By Susan Drevitch Kelly

Life Transition Coach

Spring is slow to arrive, with its disappointing setbacks of cold and blustery or rainy days arriving just after a few days of “teasing” warmth and sun. So, too, is your healing and recovery from a profound loss a slow process, full of backsliding, setbacks and dark days, just when you thought you were doing better and moving forward.

In 1995, James E Miller, a clergyman, photographer, and grief counselor, wrote a book, “Winter Grief, Summer Grace,” to present a different model for understanding the grief process. He attempts to help the griever understand the grieving process through the lens of the changing seasons, from autumn and winter to spring, and finally, summer.

Spring is upon us. All of the barren trees and landscape are now bursting with color, a full palette of pinks, purples, and yellows. Trees are replacing red buds with beautiful leaf greenery. The Earth is going through a marvelous transformation before our eyes. Spring is a time of hope, rebirth, and renewal. And so is the springtime of your grief. You, too, are transforming, although you may not feel it or immediately recognize it.

We can learn lessons from nature and this natural process of rebirth. Just as there are signs all around us that spring is here, so, too, are there signs that you are healing and slowly emerging from your dark days of grief, the winter phase of grief.   

Although the journey through grief and loss to recovery and reconstruction is a slow, painful one, and often feels like a “one step forward and two steps back” process, you are healing, you are transforming, and you are emerging from the dark days of grief.

So how do you know this, you might ask? Here are some of the signs, in no particular order, that demonstrate the progress you are making:

Acknowledgement: You are in touch with mortality and the finality of your loved one’s death. You now know in your heart that your loved one is truly gone and will never return.

Memories: In early grief, memories are painful because they remind you of how much you have lost. Now it feels good to remember, and you look for people to share memories with.

Solo time: You can enjoy time alone and feel comfortable. You no longer need to have family or friends around you all the time, or look for activities and events to keep you distracted.

It’s OK to say no: You make your own decisions on what you chose to do. You are no longer feel obligated to say yes to every invitation, or agree to do things just to keep busy or “appear normal” to family and friends.

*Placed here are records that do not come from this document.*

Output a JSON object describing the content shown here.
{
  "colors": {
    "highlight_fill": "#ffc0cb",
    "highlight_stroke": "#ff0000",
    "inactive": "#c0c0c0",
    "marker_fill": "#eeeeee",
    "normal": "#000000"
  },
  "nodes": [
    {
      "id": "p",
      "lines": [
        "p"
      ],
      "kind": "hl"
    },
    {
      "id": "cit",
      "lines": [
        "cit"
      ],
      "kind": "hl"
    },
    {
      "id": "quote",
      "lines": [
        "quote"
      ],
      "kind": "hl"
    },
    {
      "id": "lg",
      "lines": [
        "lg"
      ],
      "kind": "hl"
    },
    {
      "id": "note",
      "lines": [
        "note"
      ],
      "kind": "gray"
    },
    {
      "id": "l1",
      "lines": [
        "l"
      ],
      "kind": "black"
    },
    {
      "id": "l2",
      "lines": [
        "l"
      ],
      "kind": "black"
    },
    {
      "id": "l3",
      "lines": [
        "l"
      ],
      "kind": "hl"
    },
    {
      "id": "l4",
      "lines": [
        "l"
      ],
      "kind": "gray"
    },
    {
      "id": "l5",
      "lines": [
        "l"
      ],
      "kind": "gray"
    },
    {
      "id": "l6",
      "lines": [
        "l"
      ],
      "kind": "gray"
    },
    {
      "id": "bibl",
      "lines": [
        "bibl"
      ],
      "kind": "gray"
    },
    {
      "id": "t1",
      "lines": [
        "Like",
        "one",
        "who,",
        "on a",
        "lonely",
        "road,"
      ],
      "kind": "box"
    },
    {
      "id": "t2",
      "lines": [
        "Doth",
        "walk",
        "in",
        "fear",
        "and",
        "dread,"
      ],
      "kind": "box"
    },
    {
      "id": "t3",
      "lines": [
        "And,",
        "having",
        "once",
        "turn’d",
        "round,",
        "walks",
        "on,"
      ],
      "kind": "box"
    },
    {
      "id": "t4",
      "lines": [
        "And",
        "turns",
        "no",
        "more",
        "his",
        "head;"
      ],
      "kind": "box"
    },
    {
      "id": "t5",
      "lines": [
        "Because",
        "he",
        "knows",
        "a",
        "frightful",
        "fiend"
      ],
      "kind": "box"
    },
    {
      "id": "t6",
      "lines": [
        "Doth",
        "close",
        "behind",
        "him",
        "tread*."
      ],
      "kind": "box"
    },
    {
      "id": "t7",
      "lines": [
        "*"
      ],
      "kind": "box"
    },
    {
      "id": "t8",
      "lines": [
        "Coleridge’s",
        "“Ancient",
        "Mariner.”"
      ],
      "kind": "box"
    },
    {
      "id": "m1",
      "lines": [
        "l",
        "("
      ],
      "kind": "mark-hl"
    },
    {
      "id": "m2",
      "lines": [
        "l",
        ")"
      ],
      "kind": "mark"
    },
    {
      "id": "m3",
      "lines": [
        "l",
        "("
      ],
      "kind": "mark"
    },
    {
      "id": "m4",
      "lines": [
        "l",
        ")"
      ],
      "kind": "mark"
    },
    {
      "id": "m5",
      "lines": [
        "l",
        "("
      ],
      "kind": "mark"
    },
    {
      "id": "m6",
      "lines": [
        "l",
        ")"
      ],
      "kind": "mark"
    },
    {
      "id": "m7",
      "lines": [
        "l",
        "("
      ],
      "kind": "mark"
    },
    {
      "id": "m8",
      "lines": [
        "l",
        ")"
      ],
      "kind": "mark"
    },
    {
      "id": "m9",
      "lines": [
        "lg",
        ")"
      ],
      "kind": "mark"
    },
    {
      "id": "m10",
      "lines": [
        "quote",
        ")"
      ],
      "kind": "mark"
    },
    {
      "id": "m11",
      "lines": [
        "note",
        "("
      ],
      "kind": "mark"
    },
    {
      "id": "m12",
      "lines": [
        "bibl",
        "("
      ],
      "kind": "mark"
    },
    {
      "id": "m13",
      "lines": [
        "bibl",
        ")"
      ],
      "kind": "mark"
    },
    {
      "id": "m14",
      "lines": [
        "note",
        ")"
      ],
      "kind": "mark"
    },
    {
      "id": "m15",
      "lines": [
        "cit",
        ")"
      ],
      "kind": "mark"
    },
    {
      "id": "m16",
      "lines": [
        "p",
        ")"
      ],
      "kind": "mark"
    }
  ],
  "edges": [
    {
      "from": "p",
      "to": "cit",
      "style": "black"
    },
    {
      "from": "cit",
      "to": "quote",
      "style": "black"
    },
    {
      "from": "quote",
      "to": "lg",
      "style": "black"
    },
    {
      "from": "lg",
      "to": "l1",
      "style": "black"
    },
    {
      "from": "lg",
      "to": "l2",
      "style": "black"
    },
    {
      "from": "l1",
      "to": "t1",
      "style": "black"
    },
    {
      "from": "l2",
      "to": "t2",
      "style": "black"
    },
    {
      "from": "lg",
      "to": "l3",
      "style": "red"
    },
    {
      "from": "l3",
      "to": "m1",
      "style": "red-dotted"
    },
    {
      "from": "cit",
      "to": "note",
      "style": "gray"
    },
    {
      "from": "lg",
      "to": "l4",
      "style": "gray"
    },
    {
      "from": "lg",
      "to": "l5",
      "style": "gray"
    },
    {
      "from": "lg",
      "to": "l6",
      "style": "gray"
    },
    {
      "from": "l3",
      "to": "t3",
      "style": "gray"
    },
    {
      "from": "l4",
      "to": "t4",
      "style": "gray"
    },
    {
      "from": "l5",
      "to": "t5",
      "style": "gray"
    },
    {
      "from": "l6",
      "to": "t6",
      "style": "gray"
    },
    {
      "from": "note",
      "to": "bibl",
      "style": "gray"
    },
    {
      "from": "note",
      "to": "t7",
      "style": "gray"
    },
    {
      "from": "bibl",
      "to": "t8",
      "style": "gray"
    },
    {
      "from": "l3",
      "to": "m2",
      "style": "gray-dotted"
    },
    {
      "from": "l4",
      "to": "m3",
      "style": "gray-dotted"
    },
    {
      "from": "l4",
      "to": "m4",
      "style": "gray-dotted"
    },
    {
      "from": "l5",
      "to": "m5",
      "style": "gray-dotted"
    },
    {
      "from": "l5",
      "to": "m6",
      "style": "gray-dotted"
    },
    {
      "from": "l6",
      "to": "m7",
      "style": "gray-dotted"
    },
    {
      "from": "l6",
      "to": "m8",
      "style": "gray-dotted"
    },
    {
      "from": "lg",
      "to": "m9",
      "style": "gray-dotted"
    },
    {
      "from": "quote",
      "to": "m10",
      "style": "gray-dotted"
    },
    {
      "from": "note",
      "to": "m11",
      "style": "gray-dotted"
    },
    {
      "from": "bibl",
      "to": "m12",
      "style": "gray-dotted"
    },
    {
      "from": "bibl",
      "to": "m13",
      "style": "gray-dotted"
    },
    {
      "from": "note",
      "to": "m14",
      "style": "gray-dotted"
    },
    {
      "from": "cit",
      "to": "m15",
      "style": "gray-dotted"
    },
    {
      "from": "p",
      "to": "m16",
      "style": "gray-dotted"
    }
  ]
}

• Laugh: You can enjoy a joke or have a good laugh without feeling guilty

• Eat/sleep: Your eating, sleeping, and exercise patterns return. Even if they are not quite what they used to be, you are able to return to patterns that are healthy.

• Exhaustion: You no longer feel tired all the time.

• Thoughts: There are times during the day when you have not thought of your loved one. When this first happens, you may panic, thinking, “I am forgetting.” This is not true. You will never forget. You are giving yourself permission to go on with your life and your loved one would want you to do this.

• Tell your story: You can finally talk about your loved one, say their name, share the circumstances surrounding their death, without crying and being totally distraught.

• Gratitude: You are able to replace your grief with gratitude and find things to be thankful for each day. You always knew there were good things going on in your life, but they didn’t matter much before.

It is important for your recovery to identify and recognize signs that you are improving, physically, mentally, and emotionally. And, by looking at these signs, ideally journaling about them, you can begin to validate that you are making progress. The healing process is taking place, whether or not you realize it or feel it.

Every step you take, even the little ones, propel you forward toward recovery and rebuilding your life. Every sign provides proof that you can endure hard, difficult times in life, and you will survive.

You will regain your footing. You will begin to feel hopeful. You will transform into a new life filled with possibilities and opportunities to live life again, as your loved one would want you to.

And, with spring arriving, we know that summer is just around the corner.